====== Task inputs ======

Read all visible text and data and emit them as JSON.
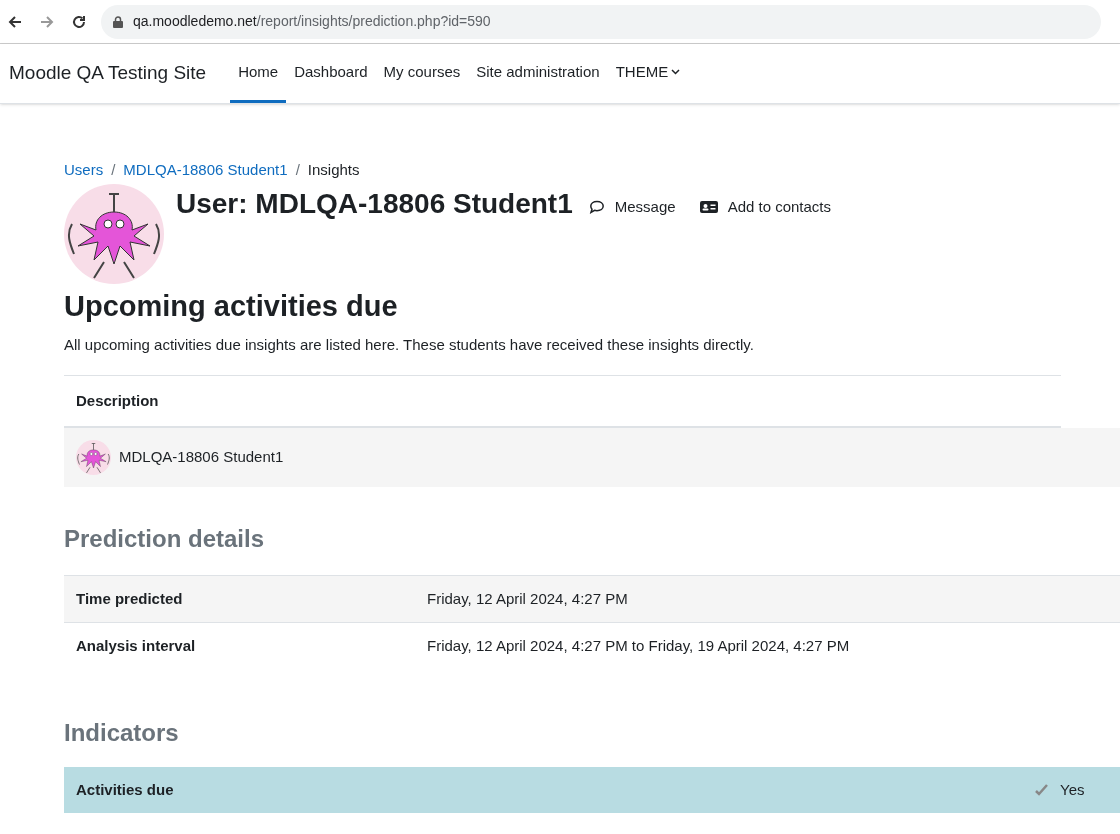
{
  "browser": {
    "url_host": "qa.moodledemo.net",
    "url_path": "/report/insights/prediction.php?id=590"
  },
  "navbar": {
    "site_name": "Moodle QA Testing Site",
    "items": [
      {
        "label": "Home",
        "selected": true,
        "kind": "link"
      },
      {
        "label": "Dashboard",
        "selected": false,
        "kind": "link"
      },
      {
        "label": "My courses",
        "selected": false,
        "kind": "link"
      },
      {
        "label": "Site administration",
        "selected": false,
        "kind": "link"
      },
      {
        "label": "THEME",
        "selected": false,
        "kind": "dropdown"
      }
    ]
  },
  "breadcrumbs": [
    {
      "label": "Users",
      "kind": "link"
    },
    {
      "separator": "/",
      "label": "MDLQA-18806 Student1",
      "kind": "link"
    },
    {
      "separator": "/",
      "label": "Insights",
      "kind": "current"
    }
  ],
  "user": {
    "title": "User: MDLQA-18806 Student1",
    "actions": [
      {
        "label": "Message",
        "kind": "message"
      },
      {
        "label": "Add to contacts",
        "kind": "contact"
      }
    ]
  },
  "insight": {
    "title": "Upcoming activities due",
    "description": "All upcoming activities due insights are listed here. These students have received these insights directly.",
    "table": {
      "columns": [
        "Description"
      ],
      "rows": [
        {
          "name": "MDLQA-18806 Student1"
        }
      ]
    }
  },
  "prediction_details": {
    "title": "Prediction details",
    "rows": [
      {
        "label": "Time predicted",
        "value": "Friday, 12 April 2024, 4:27 PM"
      },
      {
        "label": "Analysis interval",
        "value": "Friday, 12 April 2024, 4:27 PM to Friday, 19 April 2024, 4:27 PM"
      }
    ]
  },
  "indicators": {
    "title": "Indicators",
    "rows": [
      {
        "label": "Activities due",
        "value": "Yes",
        "checked": true
      }
    ]
  }
}
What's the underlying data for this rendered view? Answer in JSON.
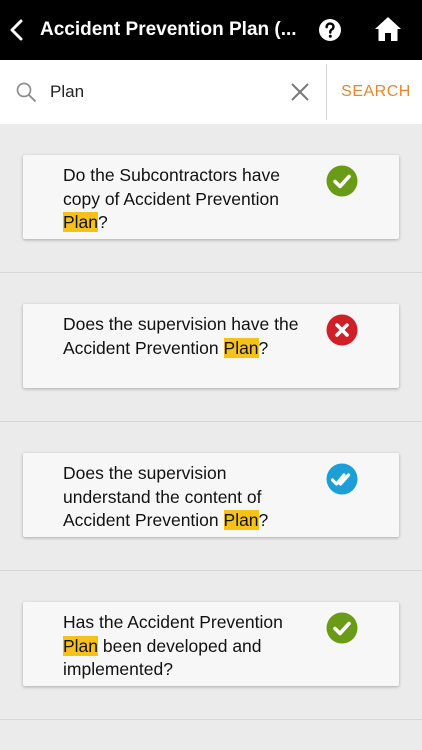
{
  "header": {
    "title": "Accident Prevention Plan (...",
    "back_icon": "back-arrow-icon",
    "help_icon": "help-icon",
    "home_icon": "home-icon"
  },
  "search": {
    "value": "Plan",
    "placeholder": "",
    "button_label": "SEARCH"
  },
  "items": [
    {
      "parts": [
        "Do the Subcontractors have copy of Accident Prevention ",
        "Plan",
        "?"
      ],
      "status": "check-icon",
      "status_color": "#6a9b16"
    },
    {
      "parts": [
        "Does the supervision have the Accident Prevention ",
        "Plan",
        "?"
      ],
      "status": "cross-icon",
      "status_color": "#d01f27"
    },
    {
      "parts": [
        "Does the supervision understand the content of Accident Prevention ",
        "Plan",
        "?"
      ],
      "status": "double-check-icon",
      "status_color": "#1c9fd6"
    },
    {
      "parts": [
        "Has the Accident Prevention ",
        "Plan",
        " been developed and implemented?"
      ],
      "status": "check-icon",
      "status_color": "#6a9b16"
    }
  ],
  "colors": {
    "header_bg": "#000000",
    "accent": "#e8872a",
    "highlight": "#f6c21a"
  }
}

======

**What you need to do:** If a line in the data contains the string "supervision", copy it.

**Solution for this exercise:**
        "Does the supervision have the Accident Prevention ",
        "Does the supervision understand the content of Accident Prevention ",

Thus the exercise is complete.